Praise for First Edition:"Actually makes enjoyable bedtime reading, since Mellor's style is easy and interesting. Case studies bring the book alive."—Special Children"Good sound advice for those involved in teacher training."—Educational Psychology in PracticeThis updated edition of Nigel Mellor's bestselling Attention Seeking: A Practical Solution in the Classroom focuses on solving the challenges raised by attention-seeking behavior, both in regular classrooms and in pre-school settings. Drawing on more than 20 years' experience working with teachers and parents, the author's approach is down to earth, encouraging, and challenging. Useful both as a reference and a practical guide, the second edition offers a new easy-to-follow layout, with chapters containing practical techniques, new case study materials, and updated references. Other new features include: A 10 step program of clear strategies Guidelines for using stories Discussion of problems with time-out Current information on ADHD, chaos, autism, language problems, and attachmentIdeas for managing parent meetings in schoolWritten for staff in nurseries and schools (mainstream and special), and for lecturers and researchers in departments of education, this resource is ideal for anyone wanting to understand more about attention seeking and how to help the young people who exhibit this behavior.
Sounds Familiar?
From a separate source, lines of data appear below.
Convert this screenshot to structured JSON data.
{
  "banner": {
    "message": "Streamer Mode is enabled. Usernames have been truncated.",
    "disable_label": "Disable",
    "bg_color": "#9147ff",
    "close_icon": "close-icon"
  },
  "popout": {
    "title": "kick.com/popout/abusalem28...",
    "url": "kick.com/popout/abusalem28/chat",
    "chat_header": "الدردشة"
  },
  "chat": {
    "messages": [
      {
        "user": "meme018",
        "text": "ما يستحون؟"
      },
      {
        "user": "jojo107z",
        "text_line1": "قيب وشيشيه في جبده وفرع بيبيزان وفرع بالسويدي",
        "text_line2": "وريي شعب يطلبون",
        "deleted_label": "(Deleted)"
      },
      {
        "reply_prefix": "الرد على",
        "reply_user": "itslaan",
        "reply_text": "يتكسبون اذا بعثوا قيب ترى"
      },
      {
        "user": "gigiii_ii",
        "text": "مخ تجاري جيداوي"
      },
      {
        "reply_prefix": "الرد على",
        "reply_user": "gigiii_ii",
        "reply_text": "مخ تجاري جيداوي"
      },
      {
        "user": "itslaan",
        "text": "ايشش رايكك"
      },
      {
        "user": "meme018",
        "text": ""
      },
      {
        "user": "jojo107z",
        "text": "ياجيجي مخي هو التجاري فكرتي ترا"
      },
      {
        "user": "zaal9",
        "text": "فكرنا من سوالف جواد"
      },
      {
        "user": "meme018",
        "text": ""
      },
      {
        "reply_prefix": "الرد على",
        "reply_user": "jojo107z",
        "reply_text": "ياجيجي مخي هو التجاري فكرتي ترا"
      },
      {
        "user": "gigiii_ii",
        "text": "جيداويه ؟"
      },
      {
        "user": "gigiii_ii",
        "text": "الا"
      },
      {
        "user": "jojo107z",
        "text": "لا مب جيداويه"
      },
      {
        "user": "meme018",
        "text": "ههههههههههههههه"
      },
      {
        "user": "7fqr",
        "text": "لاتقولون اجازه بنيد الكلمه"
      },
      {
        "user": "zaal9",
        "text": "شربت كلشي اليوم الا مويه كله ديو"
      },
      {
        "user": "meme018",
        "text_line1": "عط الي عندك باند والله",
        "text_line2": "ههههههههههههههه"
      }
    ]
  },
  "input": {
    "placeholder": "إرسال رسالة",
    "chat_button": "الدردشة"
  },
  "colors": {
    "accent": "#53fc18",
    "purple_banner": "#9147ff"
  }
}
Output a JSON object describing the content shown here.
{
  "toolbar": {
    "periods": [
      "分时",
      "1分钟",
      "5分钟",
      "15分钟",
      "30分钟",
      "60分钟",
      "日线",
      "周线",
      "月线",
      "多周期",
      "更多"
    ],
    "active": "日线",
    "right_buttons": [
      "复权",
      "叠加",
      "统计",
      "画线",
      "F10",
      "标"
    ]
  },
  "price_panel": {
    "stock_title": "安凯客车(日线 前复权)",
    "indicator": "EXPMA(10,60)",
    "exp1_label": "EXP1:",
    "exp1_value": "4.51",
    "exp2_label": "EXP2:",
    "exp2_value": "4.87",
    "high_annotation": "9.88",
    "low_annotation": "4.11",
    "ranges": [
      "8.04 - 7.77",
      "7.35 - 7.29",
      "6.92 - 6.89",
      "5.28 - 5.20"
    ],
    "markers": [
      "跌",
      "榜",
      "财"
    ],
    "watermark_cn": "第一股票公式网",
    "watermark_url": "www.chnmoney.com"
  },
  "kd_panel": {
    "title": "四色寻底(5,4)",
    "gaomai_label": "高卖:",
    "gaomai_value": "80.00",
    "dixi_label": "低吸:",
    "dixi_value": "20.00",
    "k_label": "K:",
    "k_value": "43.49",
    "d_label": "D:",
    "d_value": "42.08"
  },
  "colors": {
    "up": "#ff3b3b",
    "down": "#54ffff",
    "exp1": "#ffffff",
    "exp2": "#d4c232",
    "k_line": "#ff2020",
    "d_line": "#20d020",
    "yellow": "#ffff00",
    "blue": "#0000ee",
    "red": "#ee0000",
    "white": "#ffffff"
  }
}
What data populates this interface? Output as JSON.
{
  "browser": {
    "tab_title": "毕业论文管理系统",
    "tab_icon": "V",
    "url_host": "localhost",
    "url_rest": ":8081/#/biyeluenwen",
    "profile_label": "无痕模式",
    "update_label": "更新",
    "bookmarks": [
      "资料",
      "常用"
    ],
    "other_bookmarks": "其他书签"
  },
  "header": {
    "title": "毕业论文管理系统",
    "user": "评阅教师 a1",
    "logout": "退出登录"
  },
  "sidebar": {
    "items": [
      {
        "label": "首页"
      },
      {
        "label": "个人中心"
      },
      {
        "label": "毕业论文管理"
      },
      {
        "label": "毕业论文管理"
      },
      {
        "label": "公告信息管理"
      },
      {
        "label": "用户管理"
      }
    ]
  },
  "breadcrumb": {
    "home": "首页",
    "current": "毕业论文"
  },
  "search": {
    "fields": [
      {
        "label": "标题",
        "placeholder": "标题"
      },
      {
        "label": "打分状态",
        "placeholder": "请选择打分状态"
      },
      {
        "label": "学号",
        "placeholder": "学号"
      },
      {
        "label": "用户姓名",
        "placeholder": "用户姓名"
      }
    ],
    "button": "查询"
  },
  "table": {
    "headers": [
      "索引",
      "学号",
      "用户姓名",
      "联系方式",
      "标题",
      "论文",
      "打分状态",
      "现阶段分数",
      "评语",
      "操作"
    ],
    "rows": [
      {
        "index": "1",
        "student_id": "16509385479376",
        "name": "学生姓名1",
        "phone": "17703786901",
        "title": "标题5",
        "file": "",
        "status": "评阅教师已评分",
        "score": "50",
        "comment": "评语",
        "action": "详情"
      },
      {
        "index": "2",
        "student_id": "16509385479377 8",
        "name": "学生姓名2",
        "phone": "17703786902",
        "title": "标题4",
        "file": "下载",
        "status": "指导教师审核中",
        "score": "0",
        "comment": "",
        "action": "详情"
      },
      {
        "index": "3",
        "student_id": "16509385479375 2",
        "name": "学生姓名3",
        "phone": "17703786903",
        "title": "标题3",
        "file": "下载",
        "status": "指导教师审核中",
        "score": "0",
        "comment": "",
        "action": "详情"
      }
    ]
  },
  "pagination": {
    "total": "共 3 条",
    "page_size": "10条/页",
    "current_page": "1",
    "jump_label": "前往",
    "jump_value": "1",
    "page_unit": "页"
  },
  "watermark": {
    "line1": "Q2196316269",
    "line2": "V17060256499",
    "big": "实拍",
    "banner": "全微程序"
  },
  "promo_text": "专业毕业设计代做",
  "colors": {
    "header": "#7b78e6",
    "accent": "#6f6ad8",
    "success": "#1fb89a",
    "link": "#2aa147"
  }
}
The Attention Seeking Child in Class
Conclusions from the Literature Survey
Published material provides support for harnessing attention seeking as a valid and useful concept in exploring children's behaviour difficulties. However, more work needs to be done in:
- distinguishing it from other conditions (see discussion in part I)
- clarifying its definition and incidence
- establishing predisposing, precipitating and maintaining factors at home and at school.
Evidence from family interviews suggests that a number of influences may act as predisposing factors. A child may have had an accident, illness or handicap or may have been born at a time of marital difficulty or may have been adopted, for instance. In these circumstances, some parents expect unusual behaviour, or want to “make up” for past hurts. They often then report that they ...